Internal credibility is key to the Tribune's process. Editors and reporters "need to know that you value accuracy, that you care about it and that you're going to act on it."
When the Tribune launched its program, which requires naming people who make mistakes, the reaction was "ugly." Copy editors were particularly concerned.
"Everybody on the desk was terrified," Holt said, adding that they feared the program would be "one more way to do a public flogging of the desk." Reporters were thrilled, she said, because they were sure the process would reveal editors to be "jerks" who "mess with my copy."
In fact, Holt said, she found that 50 percent of errors happen at the "front end of the process," which is newsgathering. Only 15 to 18 percent of errors related to copy and source editing.
"This is not a gotcha exercise," she said. "This is our good faith effort because we want to do better work."
Tribune editors learned that the people who make the most errors are sometimes the paper's best performers. This is particularly true on the desk, where stronger editors are more likely to handle the most difficult story. And weaker writing gets a lot of editing, so more errors are likelier to slip through with good writers.
A key question on the Tribune's error forms is how the error was discovered, which is a "huge indicator of the internal awareness about accuracy and how well we're doing in the newsroom communicating it." Holt compared the percentage of internally reported errors to a good cholesterol number. When that number reaches about 35 percent, she said, "that speaks to the health of the system" because people are aware of the need for accuracy and feel free to report mistakes. However, when that number drops, the total number of errors starts to climb.
"What we're about is doing better work, not necessarily reducing the number of corrections, because they are not the same thing," she said. "What we want is a place where people feel free to talk about mistakes and that we can be candid about them and really be almost clinical on behalf of the reader so that we can learn from them and do better work."
And don't forget to correct archived stories because there is no "statute of limitations" on errors. A mistake in a previous story is likely to show up again unless it's corrected.

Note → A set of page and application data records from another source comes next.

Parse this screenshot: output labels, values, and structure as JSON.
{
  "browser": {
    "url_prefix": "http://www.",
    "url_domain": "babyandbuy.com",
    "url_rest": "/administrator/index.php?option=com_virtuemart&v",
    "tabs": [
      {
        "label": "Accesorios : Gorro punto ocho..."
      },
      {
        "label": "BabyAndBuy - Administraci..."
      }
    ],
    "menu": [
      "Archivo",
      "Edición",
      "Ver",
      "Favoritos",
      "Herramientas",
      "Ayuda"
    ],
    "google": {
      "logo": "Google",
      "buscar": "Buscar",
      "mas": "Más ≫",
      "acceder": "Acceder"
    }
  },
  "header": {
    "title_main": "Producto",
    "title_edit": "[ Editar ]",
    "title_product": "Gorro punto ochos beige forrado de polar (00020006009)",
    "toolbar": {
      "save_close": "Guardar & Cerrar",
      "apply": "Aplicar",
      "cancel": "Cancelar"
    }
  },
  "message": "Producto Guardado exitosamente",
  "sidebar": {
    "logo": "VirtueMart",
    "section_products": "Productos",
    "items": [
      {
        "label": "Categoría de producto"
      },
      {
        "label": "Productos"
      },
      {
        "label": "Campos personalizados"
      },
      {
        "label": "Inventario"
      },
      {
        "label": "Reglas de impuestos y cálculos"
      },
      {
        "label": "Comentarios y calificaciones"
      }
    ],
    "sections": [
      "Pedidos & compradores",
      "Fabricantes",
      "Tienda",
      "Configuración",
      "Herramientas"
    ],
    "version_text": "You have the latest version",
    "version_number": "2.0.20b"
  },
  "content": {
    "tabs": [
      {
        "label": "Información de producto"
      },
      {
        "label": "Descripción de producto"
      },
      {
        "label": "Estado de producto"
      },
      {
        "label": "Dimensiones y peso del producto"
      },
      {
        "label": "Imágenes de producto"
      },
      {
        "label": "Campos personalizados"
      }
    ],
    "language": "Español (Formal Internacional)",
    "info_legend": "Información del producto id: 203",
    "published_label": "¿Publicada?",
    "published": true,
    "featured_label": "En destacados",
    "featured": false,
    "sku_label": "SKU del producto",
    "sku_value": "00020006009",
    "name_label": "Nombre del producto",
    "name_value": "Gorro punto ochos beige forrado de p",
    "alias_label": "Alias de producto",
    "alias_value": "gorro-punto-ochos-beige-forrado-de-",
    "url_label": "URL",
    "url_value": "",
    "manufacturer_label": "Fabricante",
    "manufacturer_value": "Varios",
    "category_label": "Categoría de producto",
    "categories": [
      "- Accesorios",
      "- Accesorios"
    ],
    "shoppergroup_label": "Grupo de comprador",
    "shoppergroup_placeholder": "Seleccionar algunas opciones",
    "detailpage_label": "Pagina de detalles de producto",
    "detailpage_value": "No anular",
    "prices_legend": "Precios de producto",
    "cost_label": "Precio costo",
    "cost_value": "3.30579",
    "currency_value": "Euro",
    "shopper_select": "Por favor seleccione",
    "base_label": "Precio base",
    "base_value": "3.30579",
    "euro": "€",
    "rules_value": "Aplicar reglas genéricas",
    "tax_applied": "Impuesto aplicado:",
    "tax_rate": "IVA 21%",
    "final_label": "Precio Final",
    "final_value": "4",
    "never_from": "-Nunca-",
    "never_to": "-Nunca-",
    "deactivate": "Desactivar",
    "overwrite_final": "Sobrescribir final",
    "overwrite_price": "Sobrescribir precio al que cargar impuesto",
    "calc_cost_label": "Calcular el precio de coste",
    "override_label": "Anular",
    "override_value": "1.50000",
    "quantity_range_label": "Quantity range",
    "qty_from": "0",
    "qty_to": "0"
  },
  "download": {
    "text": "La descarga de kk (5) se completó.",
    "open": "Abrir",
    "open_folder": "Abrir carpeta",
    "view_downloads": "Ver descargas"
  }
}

"The sin is not making mistakes," Holt said, because making no mistakes means that people are afraid to take risks and try something new. "The sin is not learning from them."
In addition to ongoing training for all editors, the Tribune also held training sessions in writing and in libel laws. The result was a "dramatic" decline in errors.
She sat down with one department and went over its errors for the past year, which she had categorized. The department then went through training sessions specifically aimed at preventing those errors; staffers were encouraged to share ideas for preventing errors. A columnist with 35 years of experience suggested a "blindingly obvious" strategy: "You should not ever conduct an interview until you've asked them how to spell their name and what their current title is." Despite his long service, the columnist saw the value of the training.
"We can never take these basics for granted," Holt said. "They jeopardize our business."